▶ **Exercise details**: Print each entry in full, word for word, with no pictures in the result.

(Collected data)

-=-=-

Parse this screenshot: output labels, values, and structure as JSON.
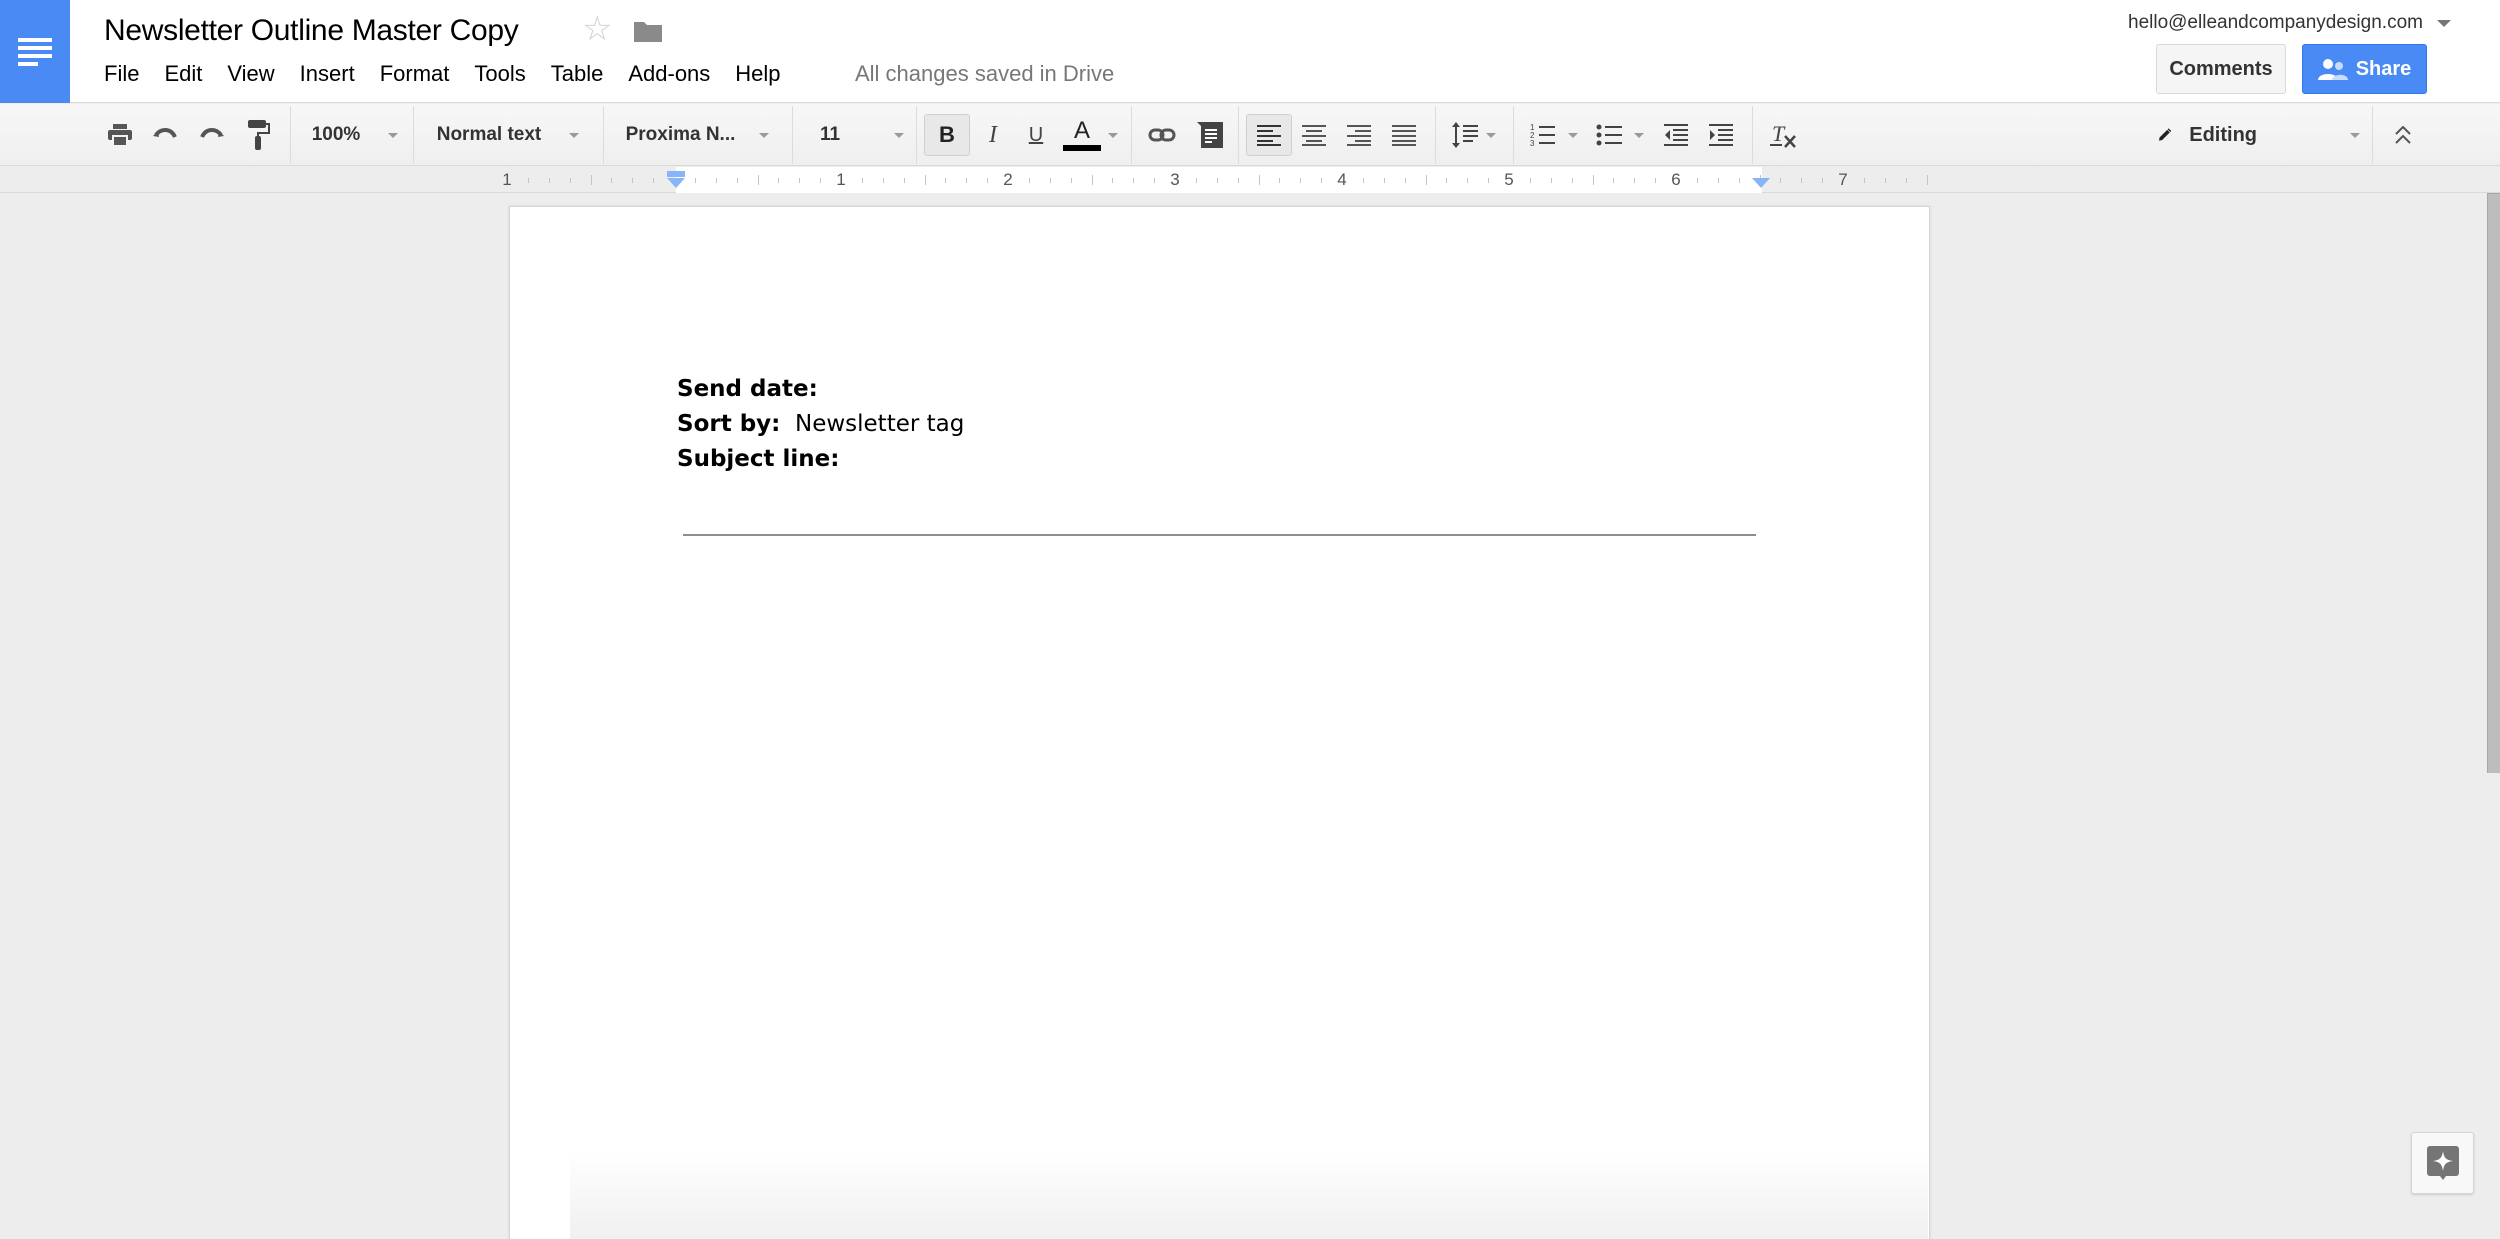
{
  "app": {
    "document_title": "Newsletter Outline Master Copy",
    "save_status": "All changes saved in Drive",
    "account_email": "hello@elleandcompanydesign.com"
  },
  "menu": {
    "items": [
      {
        "label": "File"
      },
      {
        "label": "Edit"
      },
      {
        "label": "View"
      },
      {
        "label": "Insert"
      },
      {
        "label": "Format"
      },
      {
        "label": "Tools"
      },
      {
        "label": "Table"
      },
      {
        "label": "Add-ons"
      },
      {
        "label": "Help"
      }
    ]
  },
  "header_buttons": {
    "comments_label": "Comments",
    "share_label": "Share"
  },
  "toolbar": {
    "zoom_value": "100%",
    "paragraph_style": "Normal text",
    "font_family": "Proxima N...",
    "font_size": "11",
    "bold_icon_label": "B",
    "italic_icon_label": "I",
    "underline_icon_label": "U",
    "text_color_icon_label": "A",
    "text_color": "#000000",
    "active_alignment": "left",
    "bold_active": true,
    "clear_format_label": "T",
    "mode_label": "Editing"
  },
  "ruler": {
    "labels": [
      "1",
      "1",
      "2",
      "3",
      "4",
      "5",
      "6",
      "7"
    ]
  },
  "document": {
    "lines": [
      {
        "label": "Send date:",
        "value": ""
      },
      {
        "label": "Sort by:",
        "value": "  Newsletter tag"
      },
      {
        "label": "Subject line:",
        "value": ""
      }
    ]
  },
  "colors": {
    "brand_blue": "#4a8af4",
    "indent_marker": "#8ab4f8"
  }
}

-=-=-

▶ **Task response**:
Parse this screenshot: output labels, values, and structure as JSON.
{
  "app": {
    "document_title": "Newsletter Outline Master Copy",
    "save_status": "All changes saved in Drive",
    "account_email": "hello@elleandcompanydesign.com"
  },
  "menu": {
    "items": [
      {
        "label": "File"
      },
      {
        "label": "Edit"
      },
      {
        "label": "View"
      },
      {
        "label": "Insert"
      },
      {
        "label": "Format"
      },
      {
        "label": "Tools"
      },
      {
        "label": "Table"
      },
      {
        "label": "Add-ons"
      },
      {
        "label": "Help"
      }
    ]
  },
  "header_buttons": {
    "comments_label": "Comments",
    "share_label": "Share"
  },
  "toolbar": {
    "zoom_value": "100%",
    "paragraph_style": "Normal text",
    "font_family": "Proxima N...",
    "font_size": "11",
    "bold_icon_label": "B",
    "italic_icon_label": "I",
    "underline_icon_label": "U",
    "text_color_icon_label": "A",
    "text_color": "#000000",
    "active_alignment": "left",
    "bold_active": true,
    "clear_format_label": "T",
    "mode_label": "Editing"
  },
  "ruler": {
    "labels": [
      "1",
      "1",
      "2",
      "3",
      "4",
      "5",
      "6",
      "7"
    ]
  },
  "document": {
    "lines": [
      {
        "label": "Send date:",
        "value": ""
      },
      {
        "label": "Sort by:",
        "value": "  Newsletter tag"
      },
      {
        "label": "Subject line:",
        "value": ""
      }
    ]
  },
  "colors": {
    "brand_blue": "#4a8af4",
    "indent_marker": "#8ab4f8"
  }
}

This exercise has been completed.